→ Problem to solve
Please write out every line of the material exactly.

→ Data
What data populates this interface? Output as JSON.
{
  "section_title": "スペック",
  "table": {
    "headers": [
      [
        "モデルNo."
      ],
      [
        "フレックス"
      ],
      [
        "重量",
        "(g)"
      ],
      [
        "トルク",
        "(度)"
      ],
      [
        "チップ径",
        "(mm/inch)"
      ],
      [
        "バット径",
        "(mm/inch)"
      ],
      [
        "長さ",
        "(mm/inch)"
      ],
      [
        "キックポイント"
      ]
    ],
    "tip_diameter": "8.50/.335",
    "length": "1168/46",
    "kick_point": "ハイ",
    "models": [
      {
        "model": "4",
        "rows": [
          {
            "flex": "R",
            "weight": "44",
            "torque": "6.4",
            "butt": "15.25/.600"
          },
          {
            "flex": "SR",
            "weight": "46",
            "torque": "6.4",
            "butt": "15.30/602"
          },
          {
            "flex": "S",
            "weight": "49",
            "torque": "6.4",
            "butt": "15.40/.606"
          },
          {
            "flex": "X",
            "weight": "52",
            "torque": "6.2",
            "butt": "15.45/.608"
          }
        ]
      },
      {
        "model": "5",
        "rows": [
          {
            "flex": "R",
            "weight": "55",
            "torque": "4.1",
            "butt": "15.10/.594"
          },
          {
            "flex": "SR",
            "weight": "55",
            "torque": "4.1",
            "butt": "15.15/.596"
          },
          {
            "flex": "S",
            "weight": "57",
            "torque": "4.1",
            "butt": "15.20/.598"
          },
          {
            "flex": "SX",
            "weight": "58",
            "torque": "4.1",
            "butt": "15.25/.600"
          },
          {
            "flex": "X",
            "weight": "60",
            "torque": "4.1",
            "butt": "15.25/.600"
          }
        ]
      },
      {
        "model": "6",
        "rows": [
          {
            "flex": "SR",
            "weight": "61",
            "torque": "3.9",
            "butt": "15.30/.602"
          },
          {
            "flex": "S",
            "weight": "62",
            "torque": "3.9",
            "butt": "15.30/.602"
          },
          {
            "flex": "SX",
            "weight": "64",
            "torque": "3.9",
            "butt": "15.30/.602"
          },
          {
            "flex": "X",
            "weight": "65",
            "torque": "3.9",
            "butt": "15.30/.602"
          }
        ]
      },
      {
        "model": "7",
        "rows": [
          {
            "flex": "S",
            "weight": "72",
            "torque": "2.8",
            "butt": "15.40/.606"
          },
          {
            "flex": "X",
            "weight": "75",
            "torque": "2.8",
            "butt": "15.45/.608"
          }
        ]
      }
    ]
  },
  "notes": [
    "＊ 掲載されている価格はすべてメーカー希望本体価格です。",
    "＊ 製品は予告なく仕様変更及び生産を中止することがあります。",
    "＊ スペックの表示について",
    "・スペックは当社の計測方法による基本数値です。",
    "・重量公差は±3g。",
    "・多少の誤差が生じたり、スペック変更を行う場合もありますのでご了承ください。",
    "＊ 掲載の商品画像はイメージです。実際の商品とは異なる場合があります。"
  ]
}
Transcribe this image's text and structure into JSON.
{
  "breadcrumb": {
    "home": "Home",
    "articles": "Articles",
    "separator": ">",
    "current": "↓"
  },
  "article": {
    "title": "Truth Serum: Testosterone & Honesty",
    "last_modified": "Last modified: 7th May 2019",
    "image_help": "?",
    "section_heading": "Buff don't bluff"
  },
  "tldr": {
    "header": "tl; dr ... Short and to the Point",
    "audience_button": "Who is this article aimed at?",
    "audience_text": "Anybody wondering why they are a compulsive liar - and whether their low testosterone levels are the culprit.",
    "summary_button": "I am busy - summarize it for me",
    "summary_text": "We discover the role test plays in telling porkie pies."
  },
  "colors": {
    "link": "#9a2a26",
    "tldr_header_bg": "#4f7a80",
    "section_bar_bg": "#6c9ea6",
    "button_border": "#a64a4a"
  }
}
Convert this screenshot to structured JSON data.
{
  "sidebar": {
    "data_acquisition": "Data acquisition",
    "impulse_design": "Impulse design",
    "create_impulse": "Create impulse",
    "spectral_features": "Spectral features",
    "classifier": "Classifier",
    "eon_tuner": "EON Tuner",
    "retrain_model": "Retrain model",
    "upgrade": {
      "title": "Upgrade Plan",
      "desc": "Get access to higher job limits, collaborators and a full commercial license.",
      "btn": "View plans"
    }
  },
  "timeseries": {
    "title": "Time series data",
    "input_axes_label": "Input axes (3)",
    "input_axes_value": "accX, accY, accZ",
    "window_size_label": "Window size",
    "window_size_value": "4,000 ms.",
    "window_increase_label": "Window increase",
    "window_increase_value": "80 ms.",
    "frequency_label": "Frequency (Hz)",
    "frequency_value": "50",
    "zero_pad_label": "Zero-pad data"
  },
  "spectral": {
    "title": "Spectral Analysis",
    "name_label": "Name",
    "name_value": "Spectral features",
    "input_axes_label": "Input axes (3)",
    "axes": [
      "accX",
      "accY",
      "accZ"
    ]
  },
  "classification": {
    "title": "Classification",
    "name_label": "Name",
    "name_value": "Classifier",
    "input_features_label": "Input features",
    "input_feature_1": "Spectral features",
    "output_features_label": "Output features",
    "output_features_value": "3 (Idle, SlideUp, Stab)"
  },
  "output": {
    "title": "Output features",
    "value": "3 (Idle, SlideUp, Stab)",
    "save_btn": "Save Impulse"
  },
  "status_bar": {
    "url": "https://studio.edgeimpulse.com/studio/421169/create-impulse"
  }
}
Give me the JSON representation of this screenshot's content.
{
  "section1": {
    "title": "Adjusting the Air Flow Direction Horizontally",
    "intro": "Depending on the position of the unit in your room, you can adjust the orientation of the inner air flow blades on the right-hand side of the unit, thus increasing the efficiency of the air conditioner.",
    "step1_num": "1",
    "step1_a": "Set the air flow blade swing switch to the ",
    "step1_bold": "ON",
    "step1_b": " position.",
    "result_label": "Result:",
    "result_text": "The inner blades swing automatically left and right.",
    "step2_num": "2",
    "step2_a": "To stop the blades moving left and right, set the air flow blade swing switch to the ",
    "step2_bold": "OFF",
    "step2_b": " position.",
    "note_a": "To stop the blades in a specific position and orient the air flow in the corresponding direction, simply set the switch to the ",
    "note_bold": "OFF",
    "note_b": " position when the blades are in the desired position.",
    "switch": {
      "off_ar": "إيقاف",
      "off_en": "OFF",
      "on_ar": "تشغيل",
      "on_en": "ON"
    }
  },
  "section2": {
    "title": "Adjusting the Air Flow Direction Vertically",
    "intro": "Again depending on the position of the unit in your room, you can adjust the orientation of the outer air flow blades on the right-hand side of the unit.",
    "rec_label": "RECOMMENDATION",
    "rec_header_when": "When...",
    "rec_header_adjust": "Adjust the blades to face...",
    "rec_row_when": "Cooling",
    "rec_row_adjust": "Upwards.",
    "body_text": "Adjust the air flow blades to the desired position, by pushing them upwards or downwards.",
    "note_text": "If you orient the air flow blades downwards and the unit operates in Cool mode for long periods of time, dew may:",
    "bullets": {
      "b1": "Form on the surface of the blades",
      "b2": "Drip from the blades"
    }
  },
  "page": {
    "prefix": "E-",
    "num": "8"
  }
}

→ Result of this task
What data populates this interface? Output as JSON.
{
  "section_title": "スペック",
  "table": {
    "headers": [
      [
        "モデルNo."
      ],
      [
        "フレックス"
      ],
      [
        "重量",
        "(g)"
      ],
      [
        "トルク",
        "(度)"
      ],
      [
        "チップ径",
        "(mm/inch)"
      ],
      [
        "バット径",
        "(mm/inch)"
      ],
      [
        "長さ",
        "(mm/inch)"
      ],
      [
        "キックポイント"
      ]
    ],
    "tip_diameter": "8.50/.335",
    "length": "1168/46",
    "kick_point": "ハイ",
    "models": [
      {
        "model": "4",
        "rows": [
          {
            "flex": "R",
            "weight": "44",
            "torque": "6.4",
            "butt": "15.25/.600"
          },
          {
            "flex": "SR",
            "weight": "46",
            "torque": "6.4",
            "butt": "15.30/602"
          },
          {
            "flex": "S",
            "weight": "49",
            "torque": "6.4",
            "butt": "15.40/.606"
          },
          {
            "flex": "X",
            "weight": "52",
            "torque": "6.2",
            "butt": "15.45/.608"
          }
        ]
      },
      {
        "model": "5",
        "rows": [
          {
            "flex": "R",
            "weight": "55",
            "torque": "4.1",
            "butt": "15.10/.594"
          },
          {
            "flex": "SR",
            "weight": "55",
            "torque": "4.1",
            "butt": "15.15/.596"
          },
          {
            "flex": "S",
            "weight": "57",
            "torque": "4.1",
            "butt": "15.20/.598"
          },
          {
            "flex": "SX",
            "weight": "58",
            "torque": "4.1",
            "butt": "15.25/.600"
          },
          {
            "flex": "X",
            "weight": "60",
            "torque": "4.1",
            "butt": "15.25/.600"
          }
        ]
      },
      {
        "model": "6",
        "rows": [
          {
            "flex": "SR",
            "weight": "61",
            "torque": "3.9",
            "butt": "15.30/.602"
          },
          {
            "flex": "S",
            "weight": "62",
            "torque": "3.9",
            "butt": "15.30/.602"
          },
          {
            "flex": "SX",
            "weight": "64",
            "torque": "3.9",
            "butt": "15.30/.602"
          },
          {
            "flex": "X",
            "weight": "65",
            "torque": "3.9",
            "butt": "15.30/.602"
          }
        ]
      },
      {
        "model": "7",
        "rows": [
          {
            "flex": "S",
            "weight": "72",
            "torque": "2.8",
            "butt": "15.40/.606"
          },
          {
            "flex": "X",
            "weight": "75",
            "torque": "2.8",
            "butt": "15.45/.608"
          }
        ]
      }
    ]
  },
  "notes": [
    "＊ 掲載されている価格はすべてメーカー希望本体価格です。",
    "＊ 製品は予告なく仕様変更及び生産を中止することがあります。",
    "＊ スペックの表示について",
    "・スペックは当社の計測方法による基本数値です。",
    "・重量公差は±3g。",
    "・多少の誤差が生じたり、スペック変更を行う場合もありますのでご了承ください。",
    "＊ 掲載の商品画像はイメージです。実際の商品とは異なる場合があります。"
  ]
}
Transcribe this image's text and structure into JSON.
{
  "breadcrumb": {
    "home": "Home",
    "articles": "Articles",
    "separator": ">",
    "current": "↓"
  },
  "article": {
    "title": "Truth Serum: Testosterone & Honesty",
    "last_modified": "Last modified: 7th May 2019",
    "image_help": "?",
    "section_heading": "Buff don't bluff"
  },
  "tldr": {
    "header": "tl; dr ... Short and to the Point",
    "audience_button": "Who is this article aimed at?",
    "audience_text": "Anybody wondering why they are a compulsive liar - and whether their low testosterone levels are the culprit.",
    "summary_button": "I am busy - summarize it for me",
    "summary_text": "We discover the role test plays in telling porkie pies."
  },
  "colors": {
    "link": "#9a2a26",
    "tldr_header_bg": "#4f7a80",
    "section_bar_bg": "#6c9ea6",
    "button_border": "#a64a4a"
  }
}
Convert this screenshot to structured JSON data.
{
  "sidebar": {
    "data_acquisition": "Data acquisition",
    "impulse_design": "Impulse design",
    "create_impulse": "Create impulse",
    "spectral_features": "Spectral features",
    "classifier": "Classifier",
    "eon_tuner": "EON Tuner",
    "retrain_model": "Retrain model",
    "upgrade": {
      "title": "Upgrade Plan",
      "desc": "Get access to higher job limits, collaborators and a full commercial license.",
      "btn": "View plans"
    }
  },
  "timeseries": {
    "title": "Time series data",
    "input_axes_label": "Input axes (3)",
    "input_axes_value": "accX, accY, accZ",
    "window_size_label": "Window size",
    "window_size_value": "4,000 ms.",
    "window_increase_label": "Window increase",
    "window_increase_value": "80 ms.",
    "frequency_label": "Frequency (Hz)",
    "frequency_value": "50",
    "zero_pad_label": "Zero-pad data"
  },
  "spectral": {
    "title": "Spectral Analysis",
    "name_label": "Name",
    "name_value": "Spectral features",
    "input_axes_label": "Input axes (3)",
    "axes": [
      "accX",
      "accY",
      "accZ"
    ]
  },
  "classification": {
    "title": "Classification",
    "name_label": "Name",
    "name_value": "Classifier",
    "input_features_label": "Input features",
    "input_feature_1": "Spectral features",
    "output_features_label": "Output features",
    "output_features_value": "3 (Idle, SlideUp, Stab)"
  },
  "output": {
    "title": "Output features",
    "value": "3 (Idle, SlideUp, Stab)",
    "save_btn": "Save Impulse"
  },
  "status_bar": {
    "url": "https://studio.edgeimpulse.com/studio/421169/create-impulse"
  }
}
Give me the JSON representation of this screenshot's content.
{
  "section1": {
    "title": "Adjusting the Air Flow Direction Horizontally",
    "intro": "Depending on the position of the unit in your room, you can adjust the orientation of the inner air flow blades on the right-hand side of the unit, thus increasing the efficiency of the air conditioner.",
    "step1_num": "1",
    "step1_a": "Set the air flow blade swing switch to the ",
    "step1_bold": "ON",
    "step1_b": " position.",
    "result_label": "Result:",
    "result_text": "The inner blades swing automatically left and right.",
    "step2_num": "2",
    "step2_a": "To stop the blades moving left and right, set the air flow blade swing switch to the ",
    "step2_bold": "OFF",
    "step2_b": " position.",
    "note_a": "To stop the blades in a specific position and orient the air flow in the corresponding direction, simply set the switch to the ",
    "note_bold": "OFF",
    "note_b": " position when the blades are in the desired position.",
    "switch": {
      "off_ar": "إيقاف",
      "off_en": "OFF",
      "on_ar": "تشغيل",
      "on_en": "ON"
    }
  },
  "section2": {
    "title": "Adjusting the Air Flow Direction Vertically",
    "intro": "Again depending on the position of the unit in your room, you can adjust the orientation of the outer air flow blades on the right-hand side of the unit.",
    "rec_label": "RECOMMENDATION",
    "rec_header_when": "When...",
    "rec_header_adjust": "Adjust the blades to face...",
    "rec_row_when": "Cooling",
    "rec_row_adjust": "Upwards.",
    "body_text": "Adjust the air flow blades to the desired position, by pushing them upwards or downwards.",
    "note_text": "If you orient the air flow blades downwards and the unit operates in Cool mode for long periods of time, dew may:",
    "bullets": {
      "b1": "Form on the surface of the blades",
      "b2": "Drip from the blades"
    }
  },
  "page": {
    "prefix": "E-",
    "num": "8"
  }
}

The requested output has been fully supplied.